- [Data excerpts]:
————————
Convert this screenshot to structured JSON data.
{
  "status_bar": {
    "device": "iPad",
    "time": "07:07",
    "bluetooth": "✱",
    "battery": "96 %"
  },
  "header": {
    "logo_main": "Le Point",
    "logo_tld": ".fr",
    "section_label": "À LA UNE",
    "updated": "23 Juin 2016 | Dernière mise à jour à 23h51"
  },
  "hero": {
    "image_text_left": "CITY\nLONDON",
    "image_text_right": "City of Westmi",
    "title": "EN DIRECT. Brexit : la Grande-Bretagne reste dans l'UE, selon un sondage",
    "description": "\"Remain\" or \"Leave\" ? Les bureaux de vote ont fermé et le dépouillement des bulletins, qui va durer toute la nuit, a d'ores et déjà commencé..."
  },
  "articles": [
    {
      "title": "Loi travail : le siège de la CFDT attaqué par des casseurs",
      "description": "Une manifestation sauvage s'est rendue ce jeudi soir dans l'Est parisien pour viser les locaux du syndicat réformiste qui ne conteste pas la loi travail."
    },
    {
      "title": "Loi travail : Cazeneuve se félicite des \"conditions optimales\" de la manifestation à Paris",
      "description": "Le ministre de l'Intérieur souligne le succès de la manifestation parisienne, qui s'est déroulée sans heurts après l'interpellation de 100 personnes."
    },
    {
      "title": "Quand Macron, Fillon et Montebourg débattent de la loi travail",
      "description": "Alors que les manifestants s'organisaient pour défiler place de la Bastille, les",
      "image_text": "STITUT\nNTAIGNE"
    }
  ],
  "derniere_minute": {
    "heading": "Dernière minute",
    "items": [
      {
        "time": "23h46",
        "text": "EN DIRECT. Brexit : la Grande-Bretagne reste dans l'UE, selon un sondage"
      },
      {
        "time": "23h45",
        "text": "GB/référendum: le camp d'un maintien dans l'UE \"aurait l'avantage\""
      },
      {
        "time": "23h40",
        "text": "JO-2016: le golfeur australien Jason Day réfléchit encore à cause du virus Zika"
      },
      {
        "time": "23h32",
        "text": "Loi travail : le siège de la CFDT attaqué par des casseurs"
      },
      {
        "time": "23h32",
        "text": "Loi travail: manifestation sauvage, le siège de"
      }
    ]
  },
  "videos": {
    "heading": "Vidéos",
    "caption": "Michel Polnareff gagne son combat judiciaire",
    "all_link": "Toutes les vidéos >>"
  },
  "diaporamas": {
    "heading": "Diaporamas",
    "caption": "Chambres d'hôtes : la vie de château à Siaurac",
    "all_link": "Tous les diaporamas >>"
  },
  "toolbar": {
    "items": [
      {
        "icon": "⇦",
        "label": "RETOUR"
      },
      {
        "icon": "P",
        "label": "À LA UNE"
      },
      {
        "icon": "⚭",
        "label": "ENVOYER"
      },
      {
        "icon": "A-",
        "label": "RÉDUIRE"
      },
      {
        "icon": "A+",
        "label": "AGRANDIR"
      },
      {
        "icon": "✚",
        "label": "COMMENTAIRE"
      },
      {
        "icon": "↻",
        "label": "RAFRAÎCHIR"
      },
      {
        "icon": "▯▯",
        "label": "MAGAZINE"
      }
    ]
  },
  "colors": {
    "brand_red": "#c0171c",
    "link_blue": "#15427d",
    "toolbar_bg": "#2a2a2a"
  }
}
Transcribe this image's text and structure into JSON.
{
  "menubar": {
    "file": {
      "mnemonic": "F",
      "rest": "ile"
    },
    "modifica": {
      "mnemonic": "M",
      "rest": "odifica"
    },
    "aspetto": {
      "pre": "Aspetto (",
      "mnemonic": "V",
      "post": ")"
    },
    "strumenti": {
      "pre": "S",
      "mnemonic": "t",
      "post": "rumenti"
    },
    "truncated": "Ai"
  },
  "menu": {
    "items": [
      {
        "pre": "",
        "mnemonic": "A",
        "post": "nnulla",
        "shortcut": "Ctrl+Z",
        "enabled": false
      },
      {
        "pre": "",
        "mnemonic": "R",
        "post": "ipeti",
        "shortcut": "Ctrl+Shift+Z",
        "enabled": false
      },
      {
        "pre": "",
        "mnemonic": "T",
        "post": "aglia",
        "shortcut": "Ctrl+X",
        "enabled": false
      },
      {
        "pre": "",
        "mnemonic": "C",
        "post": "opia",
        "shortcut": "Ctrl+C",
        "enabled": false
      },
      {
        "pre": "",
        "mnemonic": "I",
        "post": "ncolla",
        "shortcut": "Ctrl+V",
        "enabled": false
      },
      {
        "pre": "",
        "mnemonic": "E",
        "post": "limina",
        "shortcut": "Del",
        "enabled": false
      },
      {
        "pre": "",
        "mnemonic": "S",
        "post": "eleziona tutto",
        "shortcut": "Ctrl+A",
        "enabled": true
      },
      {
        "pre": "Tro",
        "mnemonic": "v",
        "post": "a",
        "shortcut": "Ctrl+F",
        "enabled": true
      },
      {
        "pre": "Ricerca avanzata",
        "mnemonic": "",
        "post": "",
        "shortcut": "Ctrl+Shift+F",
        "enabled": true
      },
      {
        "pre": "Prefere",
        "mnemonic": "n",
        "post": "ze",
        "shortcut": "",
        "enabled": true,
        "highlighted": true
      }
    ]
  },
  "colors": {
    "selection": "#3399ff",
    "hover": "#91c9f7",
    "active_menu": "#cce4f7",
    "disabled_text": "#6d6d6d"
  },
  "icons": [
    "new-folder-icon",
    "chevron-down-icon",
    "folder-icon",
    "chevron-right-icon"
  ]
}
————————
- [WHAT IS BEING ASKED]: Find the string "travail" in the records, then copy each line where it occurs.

- [SOLUTION TO THIS PROBLEM]:
      "title": "Loi travail : le siège de la CFDT attaqué par des casseurs",
      "description": "Une manifestation sauvage s'est rendue ce jeudi soir dans l'Est parisien pour viser les locaux du syndicat réformiste qui ne conteste pas la loi travail."
      "title": "Loi travail : Cazeneuve se félicite des \"conditions optimales\" de la manifestation à Paris",
      "title": "Quand Macron, Fillon et Montebourg débattent de la loi travail",
        "text": "Loi travail : le siège de la CFDT attaqué par des casseurs"
        "text": "Loi travail: manifestation sauvage, le siège de"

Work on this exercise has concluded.